(Web page and app entries)
────────

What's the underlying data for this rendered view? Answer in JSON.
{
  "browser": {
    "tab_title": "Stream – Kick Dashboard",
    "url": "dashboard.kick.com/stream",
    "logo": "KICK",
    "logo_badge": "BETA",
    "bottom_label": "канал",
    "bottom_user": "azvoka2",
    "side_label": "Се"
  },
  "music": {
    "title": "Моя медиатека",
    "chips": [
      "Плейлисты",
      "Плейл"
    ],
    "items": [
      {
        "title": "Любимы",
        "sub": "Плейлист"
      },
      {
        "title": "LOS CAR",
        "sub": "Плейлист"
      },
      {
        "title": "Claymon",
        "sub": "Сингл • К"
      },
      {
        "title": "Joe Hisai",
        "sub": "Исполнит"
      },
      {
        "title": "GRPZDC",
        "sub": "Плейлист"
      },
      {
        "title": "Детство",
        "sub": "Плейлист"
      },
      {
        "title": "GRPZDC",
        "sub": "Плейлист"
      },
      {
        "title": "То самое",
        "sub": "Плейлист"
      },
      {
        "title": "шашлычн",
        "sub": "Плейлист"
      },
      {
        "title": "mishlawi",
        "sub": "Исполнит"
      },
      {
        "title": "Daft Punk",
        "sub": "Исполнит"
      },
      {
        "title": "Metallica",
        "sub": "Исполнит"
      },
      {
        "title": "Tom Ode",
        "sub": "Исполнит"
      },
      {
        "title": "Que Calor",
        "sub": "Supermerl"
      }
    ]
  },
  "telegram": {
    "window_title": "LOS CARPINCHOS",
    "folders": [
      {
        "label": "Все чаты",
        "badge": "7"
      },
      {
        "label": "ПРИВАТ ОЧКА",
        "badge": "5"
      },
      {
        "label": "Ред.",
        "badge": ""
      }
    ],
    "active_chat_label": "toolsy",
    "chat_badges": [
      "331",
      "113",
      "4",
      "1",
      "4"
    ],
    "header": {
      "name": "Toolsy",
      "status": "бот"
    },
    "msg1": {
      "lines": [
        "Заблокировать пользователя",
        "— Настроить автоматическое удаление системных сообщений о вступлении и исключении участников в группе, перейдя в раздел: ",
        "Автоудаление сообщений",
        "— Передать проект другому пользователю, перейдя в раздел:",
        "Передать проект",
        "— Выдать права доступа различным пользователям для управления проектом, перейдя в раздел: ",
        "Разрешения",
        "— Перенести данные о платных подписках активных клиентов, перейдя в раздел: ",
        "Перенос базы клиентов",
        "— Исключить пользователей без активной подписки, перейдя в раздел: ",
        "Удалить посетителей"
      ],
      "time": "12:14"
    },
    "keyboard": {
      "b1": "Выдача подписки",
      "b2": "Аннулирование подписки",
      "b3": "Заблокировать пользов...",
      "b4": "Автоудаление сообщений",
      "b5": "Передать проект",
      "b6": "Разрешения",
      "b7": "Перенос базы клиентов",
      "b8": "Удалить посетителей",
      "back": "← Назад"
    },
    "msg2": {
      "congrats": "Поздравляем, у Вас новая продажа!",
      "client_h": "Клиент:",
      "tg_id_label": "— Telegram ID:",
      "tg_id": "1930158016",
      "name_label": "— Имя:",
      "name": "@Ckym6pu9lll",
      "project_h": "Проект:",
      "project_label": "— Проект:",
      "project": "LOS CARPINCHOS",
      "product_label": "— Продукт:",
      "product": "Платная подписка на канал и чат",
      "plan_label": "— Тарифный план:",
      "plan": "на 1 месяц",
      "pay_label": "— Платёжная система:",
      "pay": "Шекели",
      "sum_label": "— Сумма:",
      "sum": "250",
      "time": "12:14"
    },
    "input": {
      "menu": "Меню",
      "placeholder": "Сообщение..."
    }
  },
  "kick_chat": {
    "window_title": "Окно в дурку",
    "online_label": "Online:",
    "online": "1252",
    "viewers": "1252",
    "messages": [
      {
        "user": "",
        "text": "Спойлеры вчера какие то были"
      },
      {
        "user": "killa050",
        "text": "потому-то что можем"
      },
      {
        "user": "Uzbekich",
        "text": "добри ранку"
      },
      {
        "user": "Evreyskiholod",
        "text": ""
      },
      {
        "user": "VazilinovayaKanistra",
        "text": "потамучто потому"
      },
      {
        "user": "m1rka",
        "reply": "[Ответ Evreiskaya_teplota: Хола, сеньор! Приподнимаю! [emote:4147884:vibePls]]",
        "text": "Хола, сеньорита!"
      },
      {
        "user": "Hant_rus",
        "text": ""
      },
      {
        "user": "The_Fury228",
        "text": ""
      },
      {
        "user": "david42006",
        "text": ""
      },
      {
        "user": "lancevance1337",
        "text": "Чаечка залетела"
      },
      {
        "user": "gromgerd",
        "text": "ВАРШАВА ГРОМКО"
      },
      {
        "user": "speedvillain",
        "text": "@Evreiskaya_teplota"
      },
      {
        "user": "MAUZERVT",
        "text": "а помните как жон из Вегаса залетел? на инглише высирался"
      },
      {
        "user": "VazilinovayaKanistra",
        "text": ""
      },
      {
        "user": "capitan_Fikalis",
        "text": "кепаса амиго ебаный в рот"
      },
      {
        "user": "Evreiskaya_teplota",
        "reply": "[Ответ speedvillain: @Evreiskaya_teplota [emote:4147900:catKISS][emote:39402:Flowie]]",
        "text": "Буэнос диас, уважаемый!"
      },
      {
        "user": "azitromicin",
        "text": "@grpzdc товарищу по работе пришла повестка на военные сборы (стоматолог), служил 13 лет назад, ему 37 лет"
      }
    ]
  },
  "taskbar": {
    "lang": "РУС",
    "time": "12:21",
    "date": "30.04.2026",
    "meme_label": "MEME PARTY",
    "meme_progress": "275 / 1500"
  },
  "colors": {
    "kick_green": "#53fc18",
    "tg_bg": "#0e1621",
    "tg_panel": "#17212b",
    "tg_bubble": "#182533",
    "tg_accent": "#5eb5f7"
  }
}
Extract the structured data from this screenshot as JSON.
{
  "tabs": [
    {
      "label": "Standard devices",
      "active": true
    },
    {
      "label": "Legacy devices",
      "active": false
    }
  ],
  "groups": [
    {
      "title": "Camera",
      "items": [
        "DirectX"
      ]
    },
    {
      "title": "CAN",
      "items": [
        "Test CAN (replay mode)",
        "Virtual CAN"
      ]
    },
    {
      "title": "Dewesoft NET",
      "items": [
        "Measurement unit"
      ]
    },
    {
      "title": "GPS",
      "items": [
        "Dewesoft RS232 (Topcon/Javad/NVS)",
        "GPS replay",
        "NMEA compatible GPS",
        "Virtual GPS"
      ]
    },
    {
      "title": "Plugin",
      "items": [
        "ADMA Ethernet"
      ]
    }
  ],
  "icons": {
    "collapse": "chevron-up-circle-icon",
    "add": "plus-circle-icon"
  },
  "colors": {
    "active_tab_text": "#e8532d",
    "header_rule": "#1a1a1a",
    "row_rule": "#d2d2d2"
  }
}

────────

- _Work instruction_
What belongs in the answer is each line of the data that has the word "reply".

- _Task output_
        "reply": "[Ответ Evreiskaya_teplota: Хола, сеньор! Приподнимаю! [emote:4147884:vibePls]]",
        "reply": "[Ответ speedvillain: @Evreiskaya_teplota [emote:4147900:catKISS][emote:39402:Flowie]]",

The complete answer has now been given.